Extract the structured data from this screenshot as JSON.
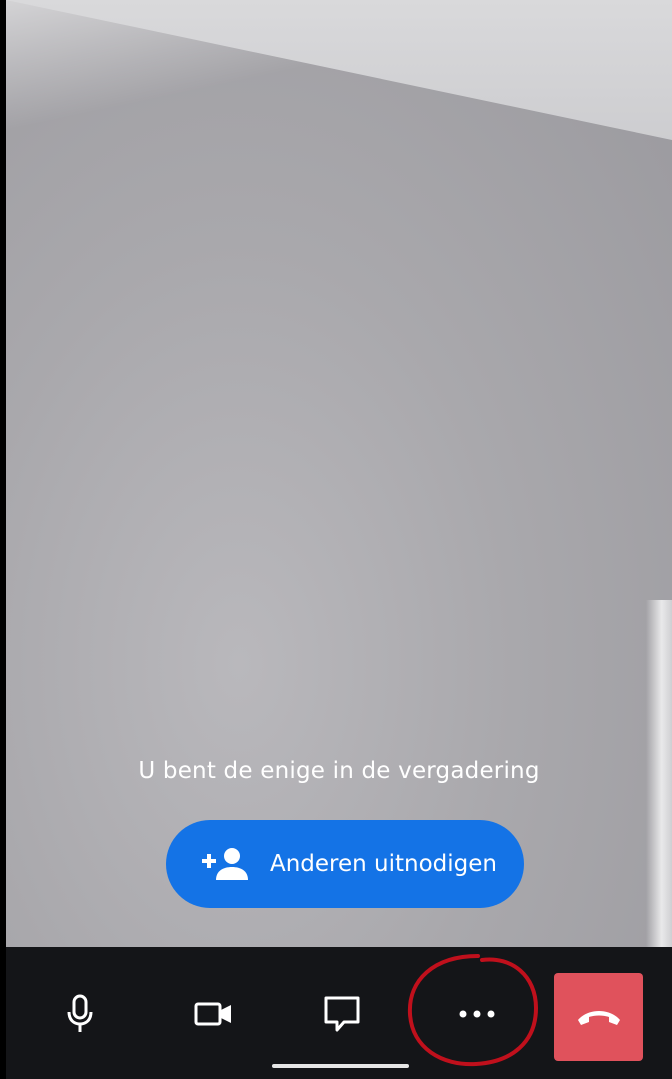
{
  "meeting": {
    "status_text": "U bent de enige in de vergadering",
    "invite_label": "Anderen uitnodigen"
  },
  "toolbar": {
    "icons": [
      "microphone-icon",
      "video-camera-icon",
      "chat-icon",
      "more-options-icon",
      "hang-up-icon"
    ]
  },
  "colors": {
    "invite_button": "#1473e6",
    "hangup_button": "#e0525c",
    "toolbar_bg": "#141518",
    "annotation": "#c0101c"
  }
}
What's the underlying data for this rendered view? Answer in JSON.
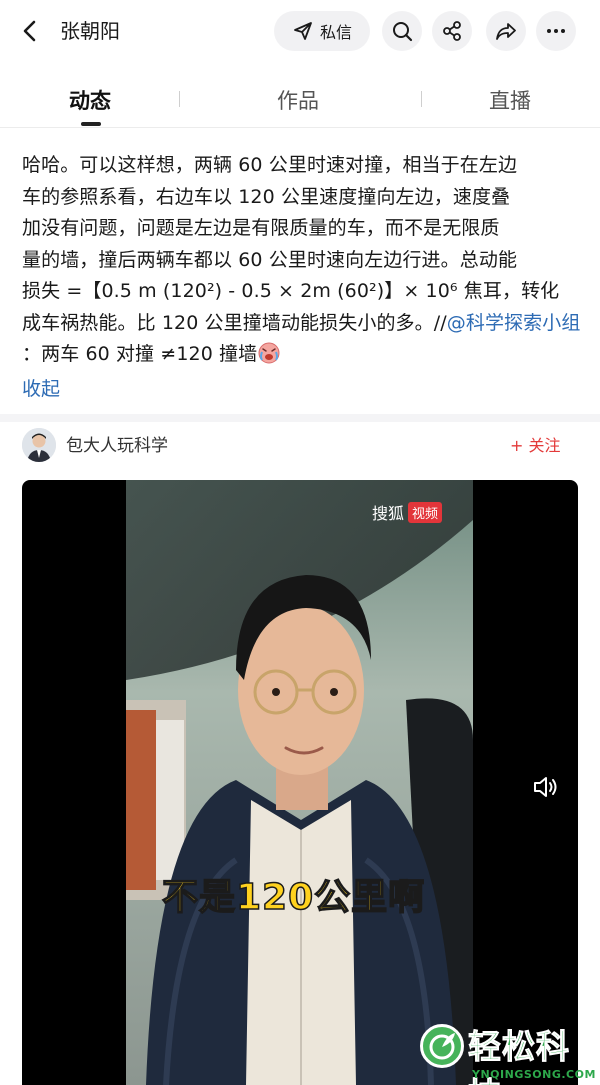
{
  "header": {
    "name": "张朝阳",
    "dm_label": "私信",
    "icons": [
      "back-icon",
      "send-icon",
      "search-icon",
      "share-icon",
      "forward-icon",
      "more-icon"
    ]
  },
  "tabs": [
    {
      "label": "动态",
      "active": true
    },
    {
      "label": "作品",
      "active": false
    },
    {
      "label": "直播",
      "active": false
    }
  ],
  "post": {
    "line1": "哈哈。可以这样想，两辆 60 公里时速对撞，相当于在左边",
    "line2": "车的参照系看，右边车以 120 公里速度撞向左边，速度叠",
    "line3": "加没有问题，问题是左边是有限质量的车，而不是无限质",
    "line4": "量的墙，撞后两辆车都以 60 公里时速向左边行进。总动能",
    "line5": "损失 =【0.5 m (120²) - 0.5 × 2m (60²)】× 10⁶ 焦耳，转化",
    "line6": "成车祸热能。比 120 公里撞墙动能损失小的多。//",
    "mention": "@科学探索小组",
    "tail": "：两车 60 对撞 ≠120 撞墙",
    "collapse": "收起"
  },
  "repost": {
    "author": "包大人玩科学",
    "follow": "+ 关注"
  },
  "video": {
    "watermark_text": "搜狐",
    "watermark_badge": "视频",
    "caption": "不是120公里啊"
  },
  "site_logo": {
    "name": "轻松科技",
    "domain": "YNQINGSONG.COM"
  },
  "colors": {
    "accent_blue": "#2d6bb4",
    "follow_red": "#e33a3a",
    "caption_yellow": "#ffd21f",
    "logo_green": "#2da84b"
  }
}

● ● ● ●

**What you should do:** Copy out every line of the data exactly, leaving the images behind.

**Answer box:**
Extract the structured data from this screenshot as JSON.
{
  "meeting": {
    "status_text": "U bent de enige in de vergadering",
    "invite_label": "Anderen uitnodigen"
  },
  "toolbar": {
    "icons": [
      "microphone-icon",
      "video-camera-icon",
      "chat-icon",
      "more-options-icon",
      "hang-up-icon"
    ]
  },
  "colors": {
    "invite_button": "#1473e6",
    "hangup_button": "#e0525c",
    "toolbar_bg": "#141518",
    "annotation": "#c0101c"
  }
}
What's the underlying data for this rendered view? Answer in JSON.
{
  "header": {
    "name": "张朝阳",
    "dm_label": "私信",
    "icons": [
      "back-icon",
      "send-icon",
      "search-icon",
      "share-icon",
      "forward-icon",
      "more-icon"
    ]
  },
  "tabs": [
    {
      "label": "动态",
      "active": true
    },
    {
      "label": "作品",
      "active": false
    },
    {
      "label": "直播",
      "active": false
    }
  ],
  "post": {
    "line1": "哈哈。可以这样想，两辆 60 公里时速对撞，相当于在左边",
    "line2": "车的参照系看，右边车以 120 公里速度撞向左边，速度叠",
    "line3": "加没有问题，问题是左边是有限质量的车，而不是无限质",
    "line4": "量的墙，撞后两辆车都以 60 公里时速向左边行进。总动能",
    "line5": "损失 =【0.5 m (120²) - 0.5 × 2m (60²)】× 10⁶ 焦耳，转化",
    "line6": "成车祸热能。比 120 公里撞墙动能损失小的多。//",
    "mention": "@科学探索小组",
    "tail": "：两车 60 对撞 ≠120 撞墙",
    "collapse": "收起"
  },
  "repost": {
    "author": "包大人玩科学",
    "follow": "+ 关注"
  },
  "video": {
    "watermark_text": "搜狐",
    "watermark_badge": "视频",
    "caption": "不是120公里啊"
  },
  "site_logo": {
    "name": "轻松科技",
    "domain": "YNQINGSONG.COM"
  },
  "colors": {
    "accent_blue": "#2d6bb4",
    "follow_red": "#e33a3a",
    "caption_yellow": "#ffd21f",
    "logo_green": "#2da84b"
  }
}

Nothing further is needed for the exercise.